Billie – 1995 TVR Griffith 500 HC
Billie takes the cake for being the maddest puppy in our fleet. Sporting a 5.0L V8 with 340 HP coupled to a 5-speed Tremec gearbox, in a car weighing less than a modern day Ford Fiesta, you can imagine why…
For the gamers reading this you will remember that The Griffith was featured in Gran Turismo and Gran Turismo 2 on playstation.
We started looking for a TVR following discussions we had with our members. It is a perfect fit for our Club since owning a TVR can be frustrating owing to its fragile nature. The cars are hugely exciting though and as we found Billie we bought it from the President of the TVR Club in Luxembourg.
The TVR Griffith is a sports car designed and built by TVR starting in 1991 and ending in 2002. Although the Griffith was almost mechanically identical to its sister car, the Chimaera, it had a different body design and was produced in much smaller numbers. Even now, over 26 years since its first appearance at the 1990 Motor Show in Birmingham, the Griffith can make jaws drop just by driving by. This is part of the Griffith “package”. It looks fast. The body oozes speed and acceleration – but even its fabulous looks do not prepare a driver or passenger for just how quickly this car will accelerate.
Like its forerunner namesakes, the Griffith 200 and Griffith 400, the “modern” Griffith is a lightweight (1048 kg) fiberglass-bodied, 2-door, 2-seat sports car with a V8 engine. Originally, it used a 4.0 L 240 hp Rover V8 engine, but that could be optionally increased to 4.3 L 280 hp in 1992 with a further option of big-valve cylinder heads.
The Griffith 500 was announced in August 1993 with a 5 litre 340 hp version of the Rover V8 engine.

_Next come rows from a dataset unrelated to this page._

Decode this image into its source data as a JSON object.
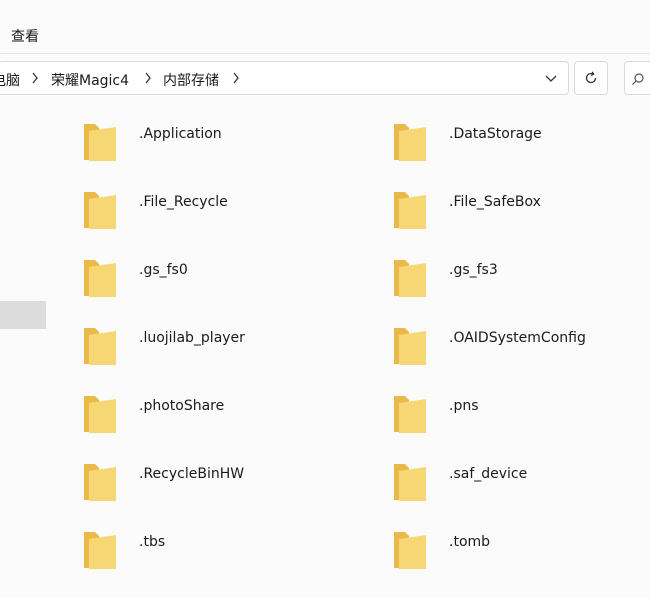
{
  "menu": {
    "view_label": "查看"
  },
  "address": {
    "crumbs": [
      "电脑",
      "荣耀Magic4",
      "内部存储"
    ]
  },
  "folders": {
    "left": [
      ".Application",
      ".File_Recycle",
      ".gs_fs0",
      ".luojilab_player",
      ".photoShare",
      ".RecycleBinHW",
      ".tbs"
    ],
    "right": [
      ".DataStorage",
      ".File_SafeBox",
      ".gs_fs3",
      ".OAIDSystemConfig",
      ".pns",
      ".saf_device",
      ".tomb"
    ]
  },
  "icons": {
    "folder": "folder-icon",
    "separator": "chevron-right-icon",
    "dropdown": "chevron-down-icon",
    "refresh": "refresh-icon",
    "search": "search-icon"
  },
  "colors": {
    "folder_back": "#e9b94a",
    "folder_front": "#f7d774",
    "selection": "#dcdcdc"
  }
}
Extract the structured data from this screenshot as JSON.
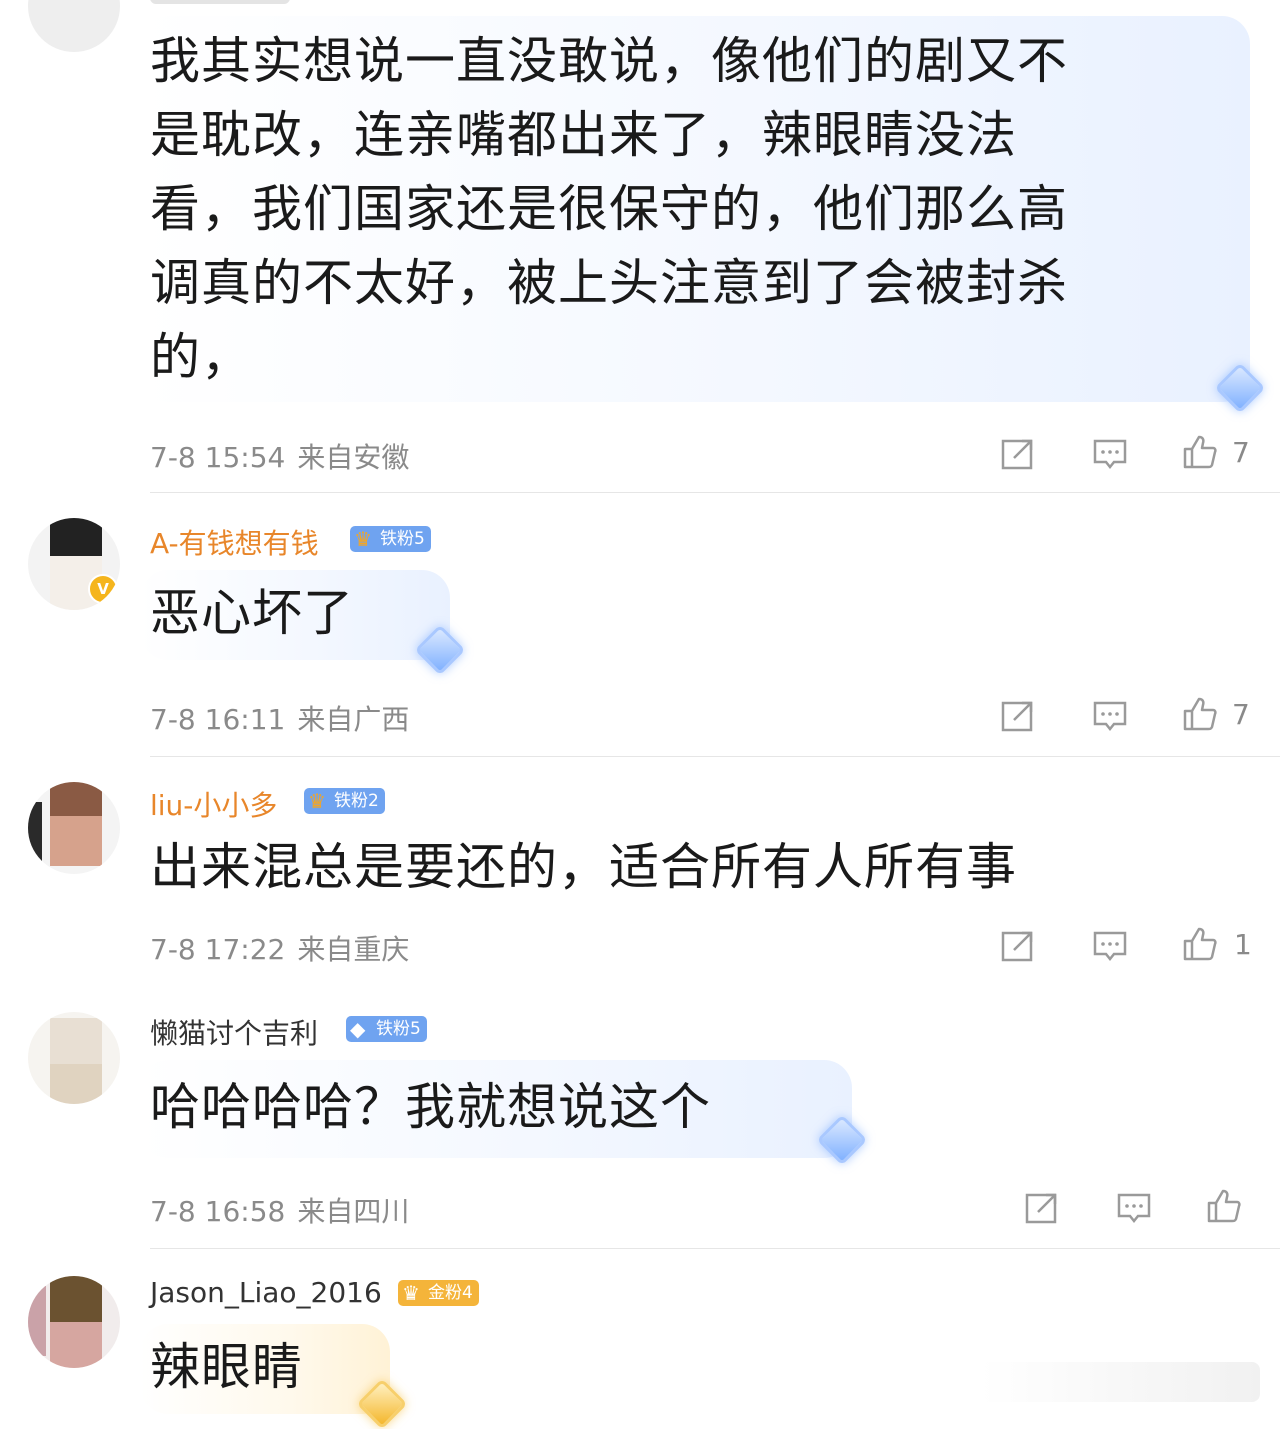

It took the big valve concept, increased the capacity and compression ratio and tweaked the engine even further – so that about the only thing left untouched from the original Rover engine was the sump plug. The brakes were upgraded. The chassis and suspension were improved and, in general, this car is the pinnacle of the Griffith series.
If people thought that the earlier 4.x Griffith was fast, after driving a 500 even those cars seemed as slow as a diesel. The 0-100 km/h time dropped to 4.2 seconds and TVR even started to quote a 0-100 time of 10.2 seconds. This was and is real supercar performance. Most Ferraris and other exotica of the time would be struggling to keep up. Some journalists even complained that TVR had gone too far by adding more power – but others simply went around with an almost permanent grin from ear to ear.
In 1994, the Griffith 500, switched to the Borg Warner T5 gearbox which is a vast improvement on the old Rover SD1 version. Better ratios and smoother gear change meant that the car was a bit easier to drive and would accelerate faster as it was less prone to wheel spin. Note the word less: the car still has a 307 bhp/ton power-to-weight ration. With the Griffith 500 in particular, you don’t simply floor the accelerator, you have to feed it.